This is different from physical therapy, which focuses on improving mobility. If you’ve had carpal tunnel surgery, there’s a good chance you’ll go through both PT and OT.

Pre-surgery occupational therapy for carpal tunnel

Occupational therapy treatment can be used to treat early-stage CTS, as well.

A medical study published in the American Journal of Occupational Therapy found strong evidence that occupational therapy treatment could relieve pain in early stages of CTS.

These treatments include:

  • Splinting, which often relieves all symptoms for limited periods
  • Exercises, which can strengthen the fingers, wrist, hand and forearm
  • Massage, which can alleviate pain and swelling

In some cases, these treatment methods can avoid the need for surgery if CTS is caught in time. But occupational therapy for carpal tunnel is more widely used after surgery.

A Motus occupational therapist provides occupational therapy for carpal tunnel.

Occupational therapy after carpal tunnel surgery

Occupational therapy treatment post-surgery resembles pre-surgery options, but there are key differences.

For example, soon after surgery an occupational therapist will provide soft tissue massage. This is important to help reduce swelling and to help move fluids out of the affected area.

Other occupational therapy methods may be used after carpal tunnel surgery. These include:

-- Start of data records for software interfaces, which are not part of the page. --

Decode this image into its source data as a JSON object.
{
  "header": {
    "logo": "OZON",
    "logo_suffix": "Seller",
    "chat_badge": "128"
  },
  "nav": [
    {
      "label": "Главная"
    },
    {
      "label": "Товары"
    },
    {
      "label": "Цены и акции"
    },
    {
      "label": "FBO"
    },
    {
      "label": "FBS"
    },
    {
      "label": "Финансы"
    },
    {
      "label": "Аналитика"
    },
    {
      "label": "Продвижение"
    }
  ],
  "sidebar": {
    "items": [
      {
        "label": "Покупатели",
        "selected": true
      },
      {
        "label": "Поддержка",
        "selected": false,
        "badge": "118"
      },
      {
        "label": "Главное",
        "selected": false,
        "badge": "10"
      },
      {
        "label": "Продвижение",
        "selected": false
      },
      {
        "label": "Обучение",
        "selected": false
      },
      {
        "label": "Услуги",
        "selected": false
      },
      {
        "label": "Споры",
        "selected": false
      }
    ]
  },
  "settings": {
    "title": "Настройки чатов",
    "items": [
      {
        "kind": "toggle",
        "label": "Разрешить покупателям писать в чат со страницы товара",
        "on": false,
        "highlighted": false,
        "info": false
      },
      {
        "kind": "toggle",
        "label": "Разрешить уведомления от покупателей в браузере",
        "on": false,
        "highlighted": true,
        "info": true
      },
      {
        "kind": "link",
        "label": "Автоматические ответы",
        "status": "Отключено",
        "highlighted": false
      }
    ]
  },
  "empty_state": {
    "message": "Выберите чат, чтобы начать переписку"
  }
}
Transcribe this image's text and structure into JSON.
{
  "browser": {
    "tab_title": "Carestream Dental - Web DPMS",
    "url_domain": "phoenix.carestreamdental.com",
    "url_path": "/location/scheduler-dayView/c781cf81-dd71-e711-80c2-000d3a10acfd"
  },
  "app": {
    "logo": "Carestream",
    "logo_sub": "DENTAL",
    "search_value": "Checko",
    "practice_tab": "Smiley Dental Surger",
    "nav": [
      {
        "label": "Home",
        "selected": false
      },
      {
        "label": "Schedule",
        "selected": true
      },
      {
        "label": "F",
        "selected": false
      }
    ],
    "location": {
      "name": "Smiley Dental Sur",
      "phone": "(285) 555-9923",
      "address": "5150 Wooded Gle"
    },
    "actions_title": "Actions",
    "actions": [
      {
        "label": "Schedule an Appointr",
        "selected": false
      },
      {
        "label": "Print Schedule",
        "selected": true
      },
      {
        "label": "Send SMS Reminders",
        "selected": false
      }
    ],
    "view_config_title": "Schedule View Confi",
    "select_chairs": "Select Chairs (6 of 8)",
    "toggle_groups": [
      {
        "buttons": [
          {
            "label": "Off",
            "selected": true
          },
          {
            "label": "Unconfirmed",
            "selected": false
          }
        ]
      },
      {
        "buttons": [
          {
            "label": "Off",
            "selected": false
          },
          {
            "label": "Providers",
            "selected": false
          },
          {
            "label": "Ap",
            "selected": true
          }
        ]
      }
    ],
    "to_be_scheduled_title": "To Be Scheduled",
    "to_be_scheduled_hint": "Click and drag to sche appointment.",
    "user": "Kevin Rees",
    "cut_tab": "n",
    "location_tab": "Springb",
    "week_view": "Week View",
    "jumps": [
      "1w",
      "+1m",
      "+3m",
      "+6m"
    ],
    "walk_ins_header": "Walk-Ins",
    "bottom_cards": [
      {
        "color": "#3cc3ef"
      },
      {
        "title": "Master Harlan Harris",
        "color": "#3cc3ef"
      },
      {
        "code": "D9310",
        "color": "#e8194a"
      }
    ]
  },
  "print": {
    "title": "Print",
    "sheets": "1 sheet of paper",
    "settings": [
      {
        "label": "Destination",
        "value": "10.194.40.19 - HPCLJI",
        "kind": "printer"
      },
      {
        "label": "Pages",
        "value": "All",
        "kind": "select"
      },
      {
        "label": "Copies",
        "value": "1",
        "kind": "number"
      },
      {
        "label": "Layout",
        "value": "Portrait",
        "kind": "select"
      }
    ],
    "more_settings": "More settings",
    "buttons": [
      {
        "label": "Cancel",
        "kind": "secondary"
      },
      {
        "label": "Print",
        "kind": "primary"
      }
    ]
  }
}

  • Mild Exercises: These help strengthen the hand, fingers, wrist and forearm. They also combat swelling without damaging the incision area/stitches.
  • Flexing and stretching: Finger and hand stretches help improve flexibility and combat inflammation. They are generally mild initially to avoid irritating the incision.
  • Strength training: As the incision heals, hand exercises will become more robust. They’ll strengthen the muscles in the hand, fingers, wrist and forearm.
  • Joint stabilization: This may be done by squeezing and stretching therapeutic putty.
  • Improving range of motion: Stretches, flexing and exercises also improve your range of motion after surgery. This enables you to slowly return to daily activity.
  • Education: An occupational therapist teach you will help prevent symptoms from returning. These will aid you in developing healthy posture and mobility habits.

Ultimately, occupational therapy treatment is vital for patients suffering from carpal tunnel syndrome. It can help to minimize and even eliminate symptoms with an early CTS diagnosis.

Occupational therapy enables you to return to regular activities after carpal tunnel surgery. It helps you to live life to the fullest, without pain.

Are you suffering from carpal tunnel syndrome?

Motus Rehabilitation can help. We provide occupational therapy in metro Detroit. We have certified hand therapists on staff. And we work closely with some of Detroit’s finest hand surgeons.

Contact us today to get reduce your pain from carpal tunnel syndrome.

Sources:

https://www.ninds.nih.gov/Disorders/Patient-Caregiver-Education/Fact-Sheets/Carpal-Tunnel-Syndrome-Fact-Sheet

https://www.aota.org/-/media/Corporate/Files/AboutOT/Professionals/WhatIsOT/RDP/Facts/Hand%20Therapy%20fact%20sheet.ashx

https://www.ncbi.nlm.nih.gov/pmc/articles/PMC5182014/

https://mayoclinichealthsystem.org/hometown-health/speaking-of-health/carpal-tunnel-syndrome-why-go-to-occupational-therapy

https://ajot.aota.org/article.aspx?articleid=1880133